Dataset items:
»»
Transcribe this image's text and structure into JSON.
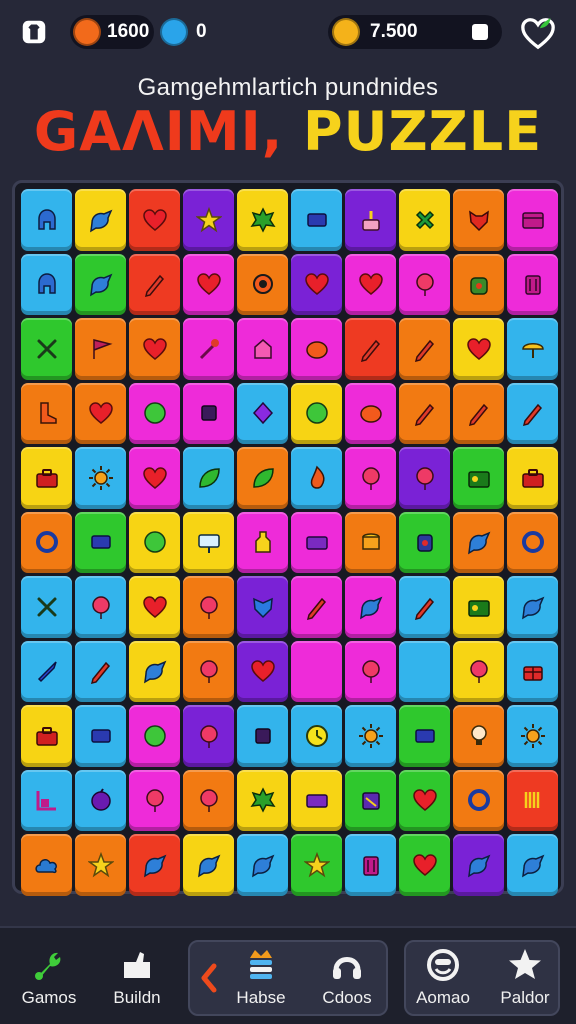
{
  "header": {
    "currency1_value": "1600",
    "currency2_value": "0",
    "coins_value": "7.500",
    "currency1_color": "#f26a1b",
    "currency2_color": "#2aa4ea",
    "coin_color": "#f4b21a",
    "left_icon": "shirt-icon",
    "right_icon": "heart-sprout-icon"
  },
  "title": {
    "subtitle": "Gamgehmlartich pundnides",
    "line1": "GAΛIMI,",
    "line2": "PUZZLE"
  },
  "palette": {
    "B": "#33b4ec",
    "Y": "#f7d414",
    "R": "#ee3a22",
    "P": "#7a22d6",
    "M": "#ee2bd9",
    "G": "#2fc82d",
    "O": "#f27a12"
  },
  "board": {
    "rows": [
      [
        "B",
        "Y",
        "R",
        "P",
        "Y",
        "B",
        "P",
        "Y",
        "O",
        "M"
      ],
      [
        "B",
        "G",
        "R",
        "M",
        "O",
        "P",
        "M",
        "M",
        "O",
        "M"
      ],
      [
        "G",
        "O",
        "O",
        "M",
        "M",
        "M",
        "R",
        "O",
        "Y",
        "B"
      ],
      [
        "O",
        "O",
        "M",
        "M",
        "B",
        "Y",
        "M",
        "O",
        "O",
        "B"
      ],
      [
        "Y",
        "B",
        "M",
        "B",
        "O",
        "B",
        "M",
        "P",
        "G",
        "Y"
      ],
      [
        "O",
        "G",
        "Y",
        "Y",
        "M",
        "M",
        "O",
        "G",
        "O",
        "O"
      ],
      [
        "B",
        "B",
        "Y",
        "O",
        "P",
        "M",
        "M",
        "B",
        "Y",
        "B"
      ],
      [
        "B",
        "B",
        "Y",
        "O",
        "P",
        "M",
        "M",
        "B",
        "Y",
        "B"
      ],
      [
        "Y",
        "B",
        "M",
        "P",
        "B",
        "B",
        "B",
        "G",
        "O",
        "B"
      ],
      [
        "B",
        "B",
        "M",
        "O",
        "Y",
        "Y",
        "G",
        "G",
        "O",
        "R"
      ],
      [
        "O",
        "O",
        "R",
        "Y",
        "B",
        "G",
        "B",
        "G",
        "P",
        "B"
      ]
    ],
    "icons": [
      [
        "helmet",
        "bird",
        "heart",
        "star",
        "splat",
        "rect",
        "cake",
        "cross",
        "fox",
        "chest"
      ],
      [
        "helmet",
        "bird",
        "pencil",
        "heart",
        "eye",
        "heart",
        "heart",
        "balloon",
        "pot",
        "jar"
      ],
      [
        "tongs",
        "flag",
        "heart",
        "wand",
        "house",
        "blob",
        "pencil",
        "pencil",
        "heart",
        "umbrella"
      ],
      [
        "boot",
        "heart",
        "circle",
        "square",
        "diamond",
        "circle",
        "blob",
        "pencil",
        "pencil",
        "pencil"
      ],
      [
        "suitcase",
        "sun",
        "heart",
        "leaf",
        "leaf",
        "flame",
        "balloon",
        "balloon",
        "radio",
        "suitcase"
      ],
      [
        "ring",
        "rect",
        "circle",
        "sign",
        "bottle",
        "tray",
        "coins",
        "lantern",
        "bird",
        "ring"
      ],
      [
        "tongs",
        "balloon",
        "heart",
        "balloon",
        "shield",
        "pencil",
        "bird",
        "pencil",
        "radio",
        "bird"
      ],
      [
        "rocket",
        "pencil",
        "bird",
        "balloon",
        "heart",
        "blank",
        "balloon",
        "blank",
        "balloon",
        "gift"
      ],
      [
        "suitcase",
        "rect",
        "circle",
        "balloon",
        "square",
        "clock",
        "sun",
        "rect",
        "lamp",
        "sun"
      ],
      [
        "corner",
        "apple",
        "balloon",
        "balloon",
        "splat",
        "tray",
        "bag",
        "heart",
        "ring",
        "bars"
      ],
      [
        "cloud",
        "star",
        "bird",
        "bird",
        "bird",
        "star",
        "jar",
        "heart",
        "bird",
        "bird"
      ]
    ]
  },
  "nav": {
    "left": [
      {
        "label": "Gamos",
        "icon": "wrench-icon"
      },
      {
        "label": "Buildn",
        "icon": "hand-icon"
      }
    ],
    "center": [
      {
        "label": "Habse",
        "icon": "crown-stack-icon"
      },
      {
        "label": "Cdoos",
        "icon": "headset-icon"
      }
    ],
    "right": [
      {
        "label": "Aomao",
        "icon": "smile-icon"
      },
      {
        "label": "Paldor",
        "icon": "star-icon"
      }
    ],
    "back_icon": "chevron-left-icon"
  }
}
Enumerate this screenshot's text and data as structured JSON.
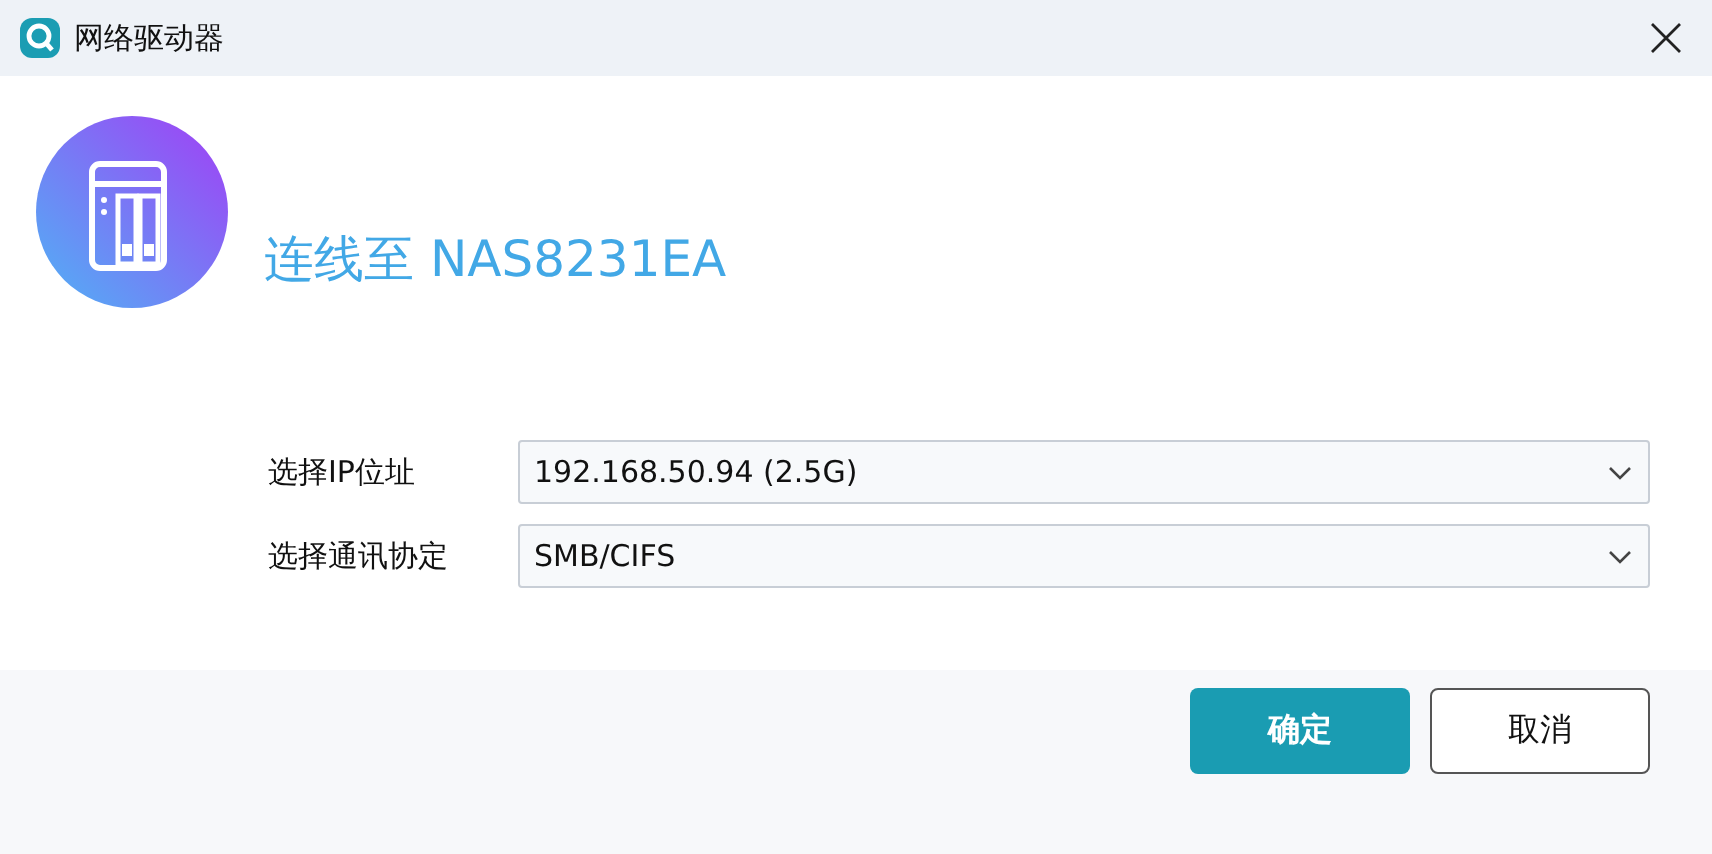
{
  "window": {
    "title": "网络驱动器"
  },
  "heading": "连线至 NAS8231EA",
  "fields": [
    {
      "label": "选择IP位址",
      "value": "192.168.50.94 (2.5G)"
    },
    {
      "label": "选择通讯协定",
      "value": "SMB/CIFS"
    }
  ],
  "buttons": [
    {
      "label": "确定",
      "kind": "primary"
    },
    {
      "label": "取消",
      "kind": "secondary"
    }
  ]
}
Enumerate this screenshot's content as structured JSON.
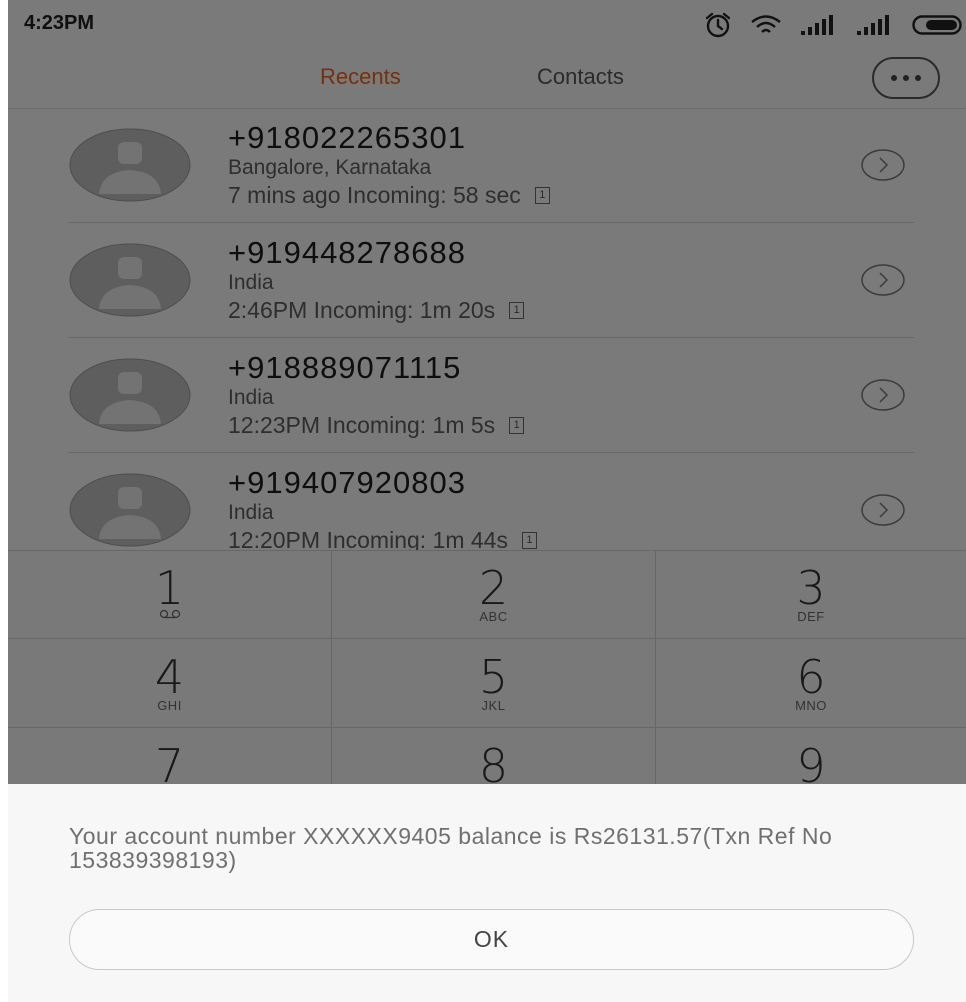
{
  "status_bar": {
    "time": "4:23PM",
    "icons": [
      "alarm-icon",
      "wifi-icon",
      "signal-icon",
      "signal-icon",
      "battery-icon"
    ]
  },
  "tabs": {
    "recents": "Recents",
    "contacts": "Contacts",
    "active": "recents",
    "active_color": "#e5631f",
    "more_icon": "more-dots-icon"
  },
  "calls": [
    {
      "number": "+918022265301",
      "location": "Bangalore, Karnataka",
      "detail": "7 mins ago Incoming: 58 sec",
      "sim": "1"
    },
    {
      "number": "+919448278688",
      "location": "India",
      "detail": "2:46PM Incoming: 1m 20s",
      "sim": "1"
    },
    {
      "number": "+918889071115",
      "location": "India",
      "detail": "12:23PM Incoming: 1m 5s",
      "sim": "1"
    },
    {
      "number": "+919407920803",
      "location": "India",
      "detail": "12:20PM Incoming: 1m 44s",
      "sim": "1"
    }
  ],
  "dialpad": {
    "keys": [
      {
        "digit": "1",
        "letters": ""
      },
      {
        "digit": "2",
        "letters": "ABC"
      },
      {
        "digit": "3",
        "letters": "DEF"
      },
      {
        "digit": "4",
        "letters": "GHI"
      },
      {
        "digit": "5",
        "letters": "JKL"
      },
      {
        "digit": "6",
        "letters": "MNO"
      },
      {
        "digit": "7",
        "letters": ""
      },
      {
        "digit": "8",
        "letters": ""
      },
      {
        "digit": "9",
        "letters": ""
      }
    ]
  },
  "dialog": {
    "message": "Your account number XXXXXX9405 balance is Rs26131.57(Txn Ref No 153839398193)",
    "ok_label": "OK"
  }
}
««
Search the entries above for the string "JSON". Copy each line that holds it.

Transcribe this image's text and structure into JSON.
Enumerate this screenshot's text and data as structured JSON.
Enumerate this screenshot's content as structured JSON.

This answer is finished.